EXERCISE PROMPT: Each line that has the string "server" must be copied from the records below.
Content starts
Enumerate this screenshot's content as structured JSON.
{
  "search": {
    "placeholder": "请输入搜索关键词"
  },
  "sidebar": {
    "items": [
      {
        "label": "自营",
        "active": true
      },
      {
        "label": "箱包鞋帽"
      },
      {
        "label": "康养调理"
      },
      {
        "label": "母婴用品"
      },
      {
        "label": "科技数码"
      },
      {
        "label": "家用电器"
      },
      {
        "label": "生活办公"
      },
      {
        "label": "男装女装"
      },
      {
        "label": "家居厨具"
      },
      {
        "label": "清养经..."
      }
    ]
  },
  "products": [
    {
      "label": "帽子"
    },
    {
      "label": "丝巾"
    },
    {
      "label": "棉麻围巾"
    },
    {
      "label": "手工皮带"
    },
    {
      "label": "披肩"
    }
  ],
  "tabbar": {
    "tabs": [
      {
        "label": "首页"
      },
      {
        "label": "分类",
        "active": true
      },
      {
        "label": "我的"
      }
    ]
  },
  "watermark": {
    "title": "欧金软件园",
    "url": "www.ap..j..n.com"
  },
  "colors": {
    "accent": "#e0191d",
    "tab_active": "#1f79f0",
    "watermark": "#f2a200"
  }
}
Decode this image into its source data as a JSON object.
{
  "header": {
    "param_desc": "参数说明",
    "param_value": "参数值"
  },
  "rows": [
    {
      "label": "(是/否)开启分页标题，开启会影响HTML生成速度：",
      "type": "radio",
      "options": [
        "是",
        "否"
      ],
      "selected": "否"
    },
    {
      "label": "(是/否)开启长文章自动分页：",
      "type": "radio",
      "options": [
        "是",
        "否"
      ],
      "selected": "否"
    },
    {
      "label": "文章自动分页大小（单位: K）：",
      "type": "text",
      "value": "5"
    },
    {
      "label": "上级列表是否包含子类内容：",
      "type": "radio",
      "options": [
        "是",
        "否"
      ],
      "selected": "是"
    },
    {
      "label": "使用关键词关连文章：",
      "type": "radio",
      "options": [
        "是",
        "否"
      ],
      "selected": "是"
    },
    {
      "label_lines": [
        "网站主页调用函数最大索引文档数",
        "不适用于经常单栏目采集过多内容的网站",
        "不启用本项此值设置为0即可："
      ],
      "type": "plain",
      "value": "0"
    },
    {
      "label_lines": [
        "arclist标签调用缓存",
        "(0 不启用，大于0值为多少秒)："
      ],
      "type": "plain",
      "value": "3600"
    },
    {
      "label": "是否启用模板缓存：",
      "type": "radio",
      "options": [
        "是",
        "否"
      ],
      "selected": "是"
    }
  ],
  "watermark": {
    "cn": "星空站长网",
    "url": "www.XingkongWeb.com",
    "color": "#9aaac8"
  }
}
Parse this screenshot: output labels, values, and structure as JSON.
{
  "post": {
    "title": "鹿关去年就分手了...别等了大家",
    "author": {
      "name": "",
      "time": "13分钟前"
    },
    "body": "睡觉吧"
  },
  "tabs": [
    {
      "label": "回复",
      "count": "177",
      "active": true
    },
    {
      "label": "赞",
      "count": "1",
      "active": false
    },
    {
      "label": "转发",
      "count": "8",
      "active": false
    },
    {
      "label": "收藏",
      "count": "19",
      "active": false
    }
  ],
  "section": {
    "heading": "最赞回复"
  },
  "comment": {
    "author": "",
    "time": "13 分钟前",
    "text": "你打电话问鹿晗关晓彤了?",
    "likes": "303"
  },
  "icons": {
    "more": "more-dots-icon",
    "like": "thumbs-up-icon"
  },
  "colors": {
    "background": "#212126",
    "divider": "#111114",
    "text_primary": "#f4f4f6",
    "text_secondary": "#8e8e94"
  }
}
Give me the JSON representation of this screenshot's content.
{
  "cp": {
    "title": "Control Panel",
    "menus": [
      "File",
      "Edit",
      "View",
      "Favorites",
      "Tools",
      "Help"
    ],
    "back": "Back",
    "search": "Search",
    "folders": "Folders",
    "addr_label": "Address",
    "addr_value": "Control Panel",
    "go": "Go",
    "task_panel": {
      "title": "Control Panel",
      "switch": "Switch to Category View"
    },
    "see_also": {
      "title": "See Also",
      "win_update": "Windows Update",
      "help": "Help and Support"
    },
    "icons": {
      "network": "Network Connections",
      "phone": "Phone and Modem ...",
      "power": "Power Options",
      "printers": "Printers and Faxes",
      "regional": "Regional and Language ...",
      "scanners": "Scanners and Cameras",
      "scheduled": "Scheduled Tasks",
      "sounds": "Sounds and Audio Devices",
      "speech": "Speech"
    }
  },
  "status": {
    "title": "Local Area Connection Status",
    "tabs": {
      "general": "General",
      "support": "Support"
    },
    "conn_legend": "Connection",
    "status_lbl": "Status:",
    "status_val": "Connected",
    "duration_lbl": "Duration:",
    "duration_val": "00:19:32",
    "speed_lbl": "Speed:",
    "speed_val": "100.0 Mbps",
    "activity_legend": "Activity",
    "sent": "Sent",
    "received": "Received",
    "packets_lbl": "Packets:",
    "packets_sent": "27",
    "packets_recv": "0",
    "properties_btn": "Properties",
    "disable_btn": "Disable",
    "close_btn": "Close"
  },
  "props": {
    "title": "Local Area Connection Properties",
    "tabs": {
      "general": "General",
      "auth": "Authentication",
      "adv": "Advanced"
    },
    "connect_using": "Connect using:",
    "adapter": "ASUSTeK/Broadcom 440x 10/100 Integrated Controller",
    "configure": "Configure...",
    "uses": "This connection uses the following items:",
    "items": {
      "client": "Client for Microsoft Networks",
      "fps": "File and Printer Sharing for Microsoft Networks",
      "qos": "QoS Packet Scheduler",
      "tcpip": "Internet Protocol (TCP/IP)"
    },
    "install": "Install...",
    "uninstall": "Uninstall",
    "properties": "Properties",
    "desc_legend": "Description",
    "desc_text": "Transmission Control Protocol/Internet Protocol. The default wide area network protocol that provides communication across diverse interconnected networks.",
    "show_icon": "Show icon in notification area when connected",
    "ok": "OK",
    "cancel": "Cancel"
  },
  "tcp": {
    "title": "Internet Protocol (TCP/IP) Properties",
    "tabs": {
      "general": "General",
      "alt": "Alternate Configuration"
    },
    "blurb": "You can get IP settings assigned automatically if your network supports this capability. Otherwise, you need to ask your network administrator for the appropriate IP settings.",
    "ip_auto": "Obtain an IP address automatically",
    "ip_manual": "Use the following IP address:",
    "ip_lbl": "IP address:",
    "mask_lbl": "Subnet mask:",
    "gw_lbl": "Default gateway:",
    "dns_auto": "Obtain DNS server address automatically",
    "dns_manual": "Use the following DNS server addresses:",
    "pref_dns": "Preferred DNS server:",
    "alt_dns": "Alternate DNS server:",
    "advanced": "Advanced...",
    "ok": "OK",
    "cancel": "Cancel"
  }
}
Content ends
RESULT BELOW:
    "dns_auto": "Obtain DNS server address automatically",
    "dns_manual": "Use the following DNS server addresses:",
    "pref_dns": "Preferred DNS server:",
    "alt_dns": "Alternate DNS server:",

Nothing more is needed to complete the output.